IT and software development company Globant said in a statement on Wednesday that there had been a network breach. The statement appeared to confirm claims made by Lapsus$, a group that has successfully compromised Microsoft, Nvidia, Okta, and other victims over the past few weeks.
Lapsus$ is a relative newcomer to the data extortion scene. While the group’s tactics and procedures lack sophistication, its members, who are largely viewed as young and technically immature, make up for it with persistence. Gang members were rumored to be among seven people arrested last week by the London Police.
Not dead yet
A leak Tuesday on the Lapsus$ Telegram channel included data the group said came from a recent hack on Globant, raising questions about the suspects’, aged 16 to 21, relationship with Lapsus, exactly had $. Recently the FBI sought public help when tracking the group.
London Police do not appear to have specifically said the suspects were members of Lapsus$, “but assuming [the suspects] we still don’t know how many other individuals may be connected to the operation or where they may be based,” Brett Callow, a threat analyst at security firm Emsisoft, wrote in a private message. “For example, at least one of their members appears to be native speakers — or more accurately, writers — of Brazilian Portuguese.”
The Telegram post included a screenshot of data allegedly from Luxembourg-based Globant, which operates in 18 countries and has more than 23,500 employees. Folders for one of the allegedly stolen data caches had names like “Apple Health App”, “Facebook”, “C-SPAN” and “DHL”. Another post on the same channel purported to show credentials, many with weak passwords, for some of the servers where Globant stored the data.
A torrent link in the post indicated that the source code leaked cache was around 70 GB.
Script kiddies code repository violated
“We recently discovered that a limited portion of our company’s code repository was exposed to unauthorized access,” company officials wrote in a expression. “We have activated our security logs and are conducting a full investigation.”
So far, the statement said, investigators believe the stolen data was “limited to specific source code and project-related documentation for a very limited number of clients.” The current investigation has yet to find evidence that other data or systems were breached.

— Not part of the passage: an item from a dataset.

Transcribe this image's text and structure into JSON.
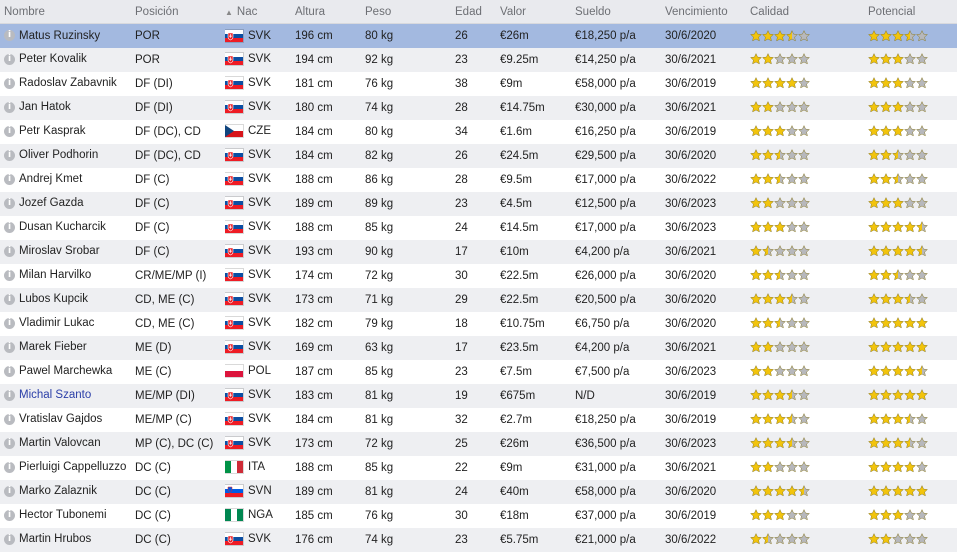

Company officials declined to answer questions asking when the breach occurred, whether the leaked data was genuine, and whether anyone had contacted Globant to demand a ransom.
Last week, CancerOnSecurity and Bloomberg reported that a core member of Lapsus$ is a 16-year-old living in Oxford, England. A day later, London police said at least one of the arrested hacker suspects was 16 years old.
Lapsus$ uses a variety of simple methods to successfully harm its victims. For example, to bypass the multifactor authentication protections of some targets, members who had obtained passwords would regularly attempt to log into the affected accounts, a technique known as MFA prompt bombing. In many cases, prompts can be delivered through a standard telephone call.
“There is no limit to the number of calls that can be made,” a Lapsus$ member recently wrote. “Call the employee 100 times at 1am while they are trying to sleep and they will most likely take it. Once the agent answers the first call, you can access the MFA enrollment portal and enroll another device.”
Other techniques included SIM swaps and social engineering. Lapsus$ isn’t above bribery either; Once an organization is targeted, the group pursues its customers and employees of its contractors.
Lapsus$’s continued activity is further evidence of the group’s resilience. While organizations often focus on defending against zero-day exploits and other types of advanced threats, Lapsus$ should serve as a reminder that less esoteric hacking methods are often simpler and just as effective.